Career Exploration

It’s never too early to begin exploring career paths. Whether you’re choosing a major or considering a career change, here are three easy steps you can take to get started. 

1. Take an Assessment

Assessments are a quick and easy way to learn more about yourself and your goals. There are a variety of different types of assessments out there; we recommend taking one career assessment and one personality assessment. See our favorite free options below:

One of the best ways to analyze the results of your career assessment is through research. Check out item number two for next steps! 

The results from your personality assessment can be utilized in a number of ways, and you can identify how specific personality traits apply to your work style or interests.
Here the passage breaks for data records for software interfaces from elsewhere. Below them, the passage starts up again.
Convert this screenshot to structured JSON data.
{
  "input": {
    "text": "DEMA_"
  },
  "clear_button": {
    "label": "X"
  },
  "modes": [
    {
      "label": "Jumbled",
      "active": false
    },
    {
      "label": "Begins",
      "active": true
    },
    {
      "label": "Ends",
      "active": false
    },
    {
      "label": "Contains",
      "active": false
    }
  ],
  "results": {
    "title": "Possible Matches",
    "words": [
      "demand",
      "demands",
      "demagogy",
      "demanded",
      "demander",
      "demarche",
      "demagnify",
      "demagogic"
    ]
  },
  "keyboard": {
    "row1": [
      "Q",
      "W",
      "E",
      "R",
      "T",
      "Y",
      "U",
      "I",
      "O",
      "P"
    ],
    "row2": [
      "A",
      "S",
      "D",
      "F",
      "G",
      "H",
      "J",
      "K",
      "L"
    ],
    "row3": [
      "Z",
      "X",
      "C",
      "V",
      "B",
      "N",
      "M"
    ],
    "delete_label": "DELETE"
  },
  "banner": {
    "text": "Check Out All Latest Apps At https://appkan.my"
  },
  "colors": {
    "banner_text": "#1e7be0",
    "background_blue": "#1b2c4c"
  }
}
16Personalities provides career recommendations with your results, but we also recommend reviewing the 16Personalities article on using your results as you research potential careers. Check out similar articles from High5 and Truity!


2. Research and Discover Careers

With so many occupations to discover, the process can be overwhelming. We recommend researching your top 3-5 career matches from your prior career assessment using the following resources.

Search for positions on Handshake, and determine your interest level in the work described. Review UAA academic programs for fit and desirability.


3. Connect with Employers

Speaking directly with employers is a great way to learn more about a specific industry or position. Connect with employers at networking events, career fairs, or directly through Handshake messaging, email, or phone call.

An informational interview is an informal conversation you can have with someone working in an area of interest to you. It is a great way to learn more about a company or career field, gain valuable feedback, and build your professional network. Utilize the Informational Interview Guide for sample questions, and more information.
Job shadowing (also known as an externship) is another great way to interact with employers and gain hands-on experience and insight to a job or industry. An externship may include: observing and networking with industry professionals, taking a tour of company facilities, sitting in on staff meetings, or reviewing company literature. An externship is not an internship and does not include work experience, but may be included on a resume if the applicant has limited experience. Check out Indeed’s complete guide to externships for more information.